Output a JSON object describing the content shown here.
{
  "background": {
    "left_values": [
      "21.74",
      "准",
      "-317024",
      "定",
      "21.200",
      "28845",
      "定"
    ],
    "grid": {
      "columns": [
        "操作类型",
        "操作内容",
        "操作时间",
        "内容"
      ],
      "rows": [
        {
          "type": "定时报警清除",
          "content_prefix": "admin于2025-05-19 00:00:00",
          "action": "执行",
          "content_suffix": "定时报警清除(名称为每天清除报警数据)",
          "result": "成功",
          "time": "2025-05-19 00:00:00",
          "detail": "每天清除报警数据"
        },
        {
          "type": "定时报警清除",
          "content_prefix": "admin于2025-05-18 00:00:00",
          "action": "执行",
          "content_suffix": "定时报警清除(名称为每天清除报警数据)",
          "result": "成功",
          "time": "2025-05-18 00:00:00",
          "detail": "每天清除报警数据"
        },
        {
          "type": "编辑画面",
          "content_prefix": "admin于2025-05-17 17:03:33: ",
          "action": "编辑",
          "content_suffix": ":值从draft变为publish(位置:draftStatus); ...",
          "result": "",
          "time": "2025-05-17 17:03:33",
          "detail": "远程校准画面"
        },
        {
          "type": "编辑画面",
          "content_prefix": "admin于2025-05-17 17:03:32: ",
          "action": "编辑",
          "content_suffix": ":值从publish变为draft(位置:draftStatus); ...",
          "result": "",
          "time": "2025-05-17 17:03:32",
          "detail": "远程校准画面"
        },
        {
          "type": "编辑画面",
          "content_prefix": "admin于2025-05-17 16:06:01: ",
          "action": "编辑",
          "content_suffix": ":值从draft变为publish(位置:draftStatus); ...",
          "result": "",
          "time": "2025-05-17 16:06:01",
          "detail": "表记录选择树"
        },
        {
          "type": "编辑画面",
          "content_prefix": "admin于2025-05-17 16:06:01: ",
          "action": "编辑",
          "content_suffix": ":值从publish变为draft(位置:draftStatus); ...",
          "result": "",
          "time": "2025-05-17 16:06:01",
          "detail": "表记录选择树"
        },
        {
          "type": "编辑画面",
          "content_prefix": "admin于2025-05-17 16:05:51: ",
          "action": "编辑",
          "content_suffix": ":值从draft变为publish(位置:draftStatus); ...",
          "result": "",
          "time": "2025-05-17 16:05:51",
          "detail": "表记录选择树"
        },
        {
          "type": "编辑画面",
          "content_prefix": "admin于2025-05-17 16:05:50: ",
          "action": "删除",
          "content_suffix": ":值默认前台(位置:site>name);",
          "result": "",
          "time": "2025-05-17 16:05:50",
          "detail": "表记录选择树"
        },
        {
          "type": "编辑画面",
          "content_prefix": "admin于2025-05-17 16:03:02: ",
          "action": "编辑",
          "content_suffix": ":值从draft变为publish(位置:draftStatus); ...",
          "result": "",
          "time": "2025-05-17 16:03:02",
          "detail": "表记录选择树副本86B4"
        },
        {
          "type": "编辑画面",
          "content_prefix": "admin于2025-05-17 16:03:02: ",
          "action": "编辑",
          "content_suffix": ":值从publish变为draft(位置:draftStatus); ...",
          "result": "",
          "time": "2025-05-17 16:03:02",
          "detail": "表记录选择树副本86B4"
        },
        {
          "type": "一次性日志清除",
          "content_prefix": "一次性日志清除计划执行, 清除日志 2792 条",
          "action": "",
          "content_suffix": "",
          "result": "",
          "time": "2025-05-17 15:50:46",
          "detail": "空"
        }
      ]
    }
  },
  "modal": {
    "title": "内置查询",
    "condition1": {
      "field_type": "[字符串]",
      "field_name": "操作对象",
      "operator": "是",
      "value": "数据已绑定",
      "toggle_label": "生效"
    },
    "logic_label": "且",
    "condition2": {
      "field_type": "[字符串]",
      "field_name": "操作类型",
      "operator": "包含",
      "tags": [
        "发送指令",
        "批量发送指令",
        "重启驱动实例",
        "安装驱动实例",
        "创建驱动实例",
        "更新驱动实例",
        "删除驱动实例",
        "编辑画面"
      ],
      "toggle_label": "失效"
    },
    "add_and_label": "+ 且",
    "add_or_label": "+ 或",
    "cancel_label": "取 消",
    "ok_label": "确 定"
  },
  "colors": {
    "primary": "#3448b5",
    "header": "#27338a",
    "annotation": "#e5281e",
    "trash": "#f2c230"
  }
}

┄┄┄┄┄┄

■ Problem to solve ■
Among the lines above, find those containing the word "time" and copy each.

■ Task answer ■
          "time": "2025-05-19 00:00:00",
          "time": "2025-05-18 00:00:00",
          "time": "2025-05-17 17:03:33",
          "time": "2025-05-17 17:03:32",
          "time": "2025-05-17 16:06:01",
          "time": "2025-05-17 16:06:01",
          "time": "2025-05-17 16:05:51",
          "time": "2025-05-17 16:05:50",
          "time": "2025-05-17 16:03:02",
          "time": "2025-05-17 16:03:02",
          "time": "2025-05-17 15:50:46",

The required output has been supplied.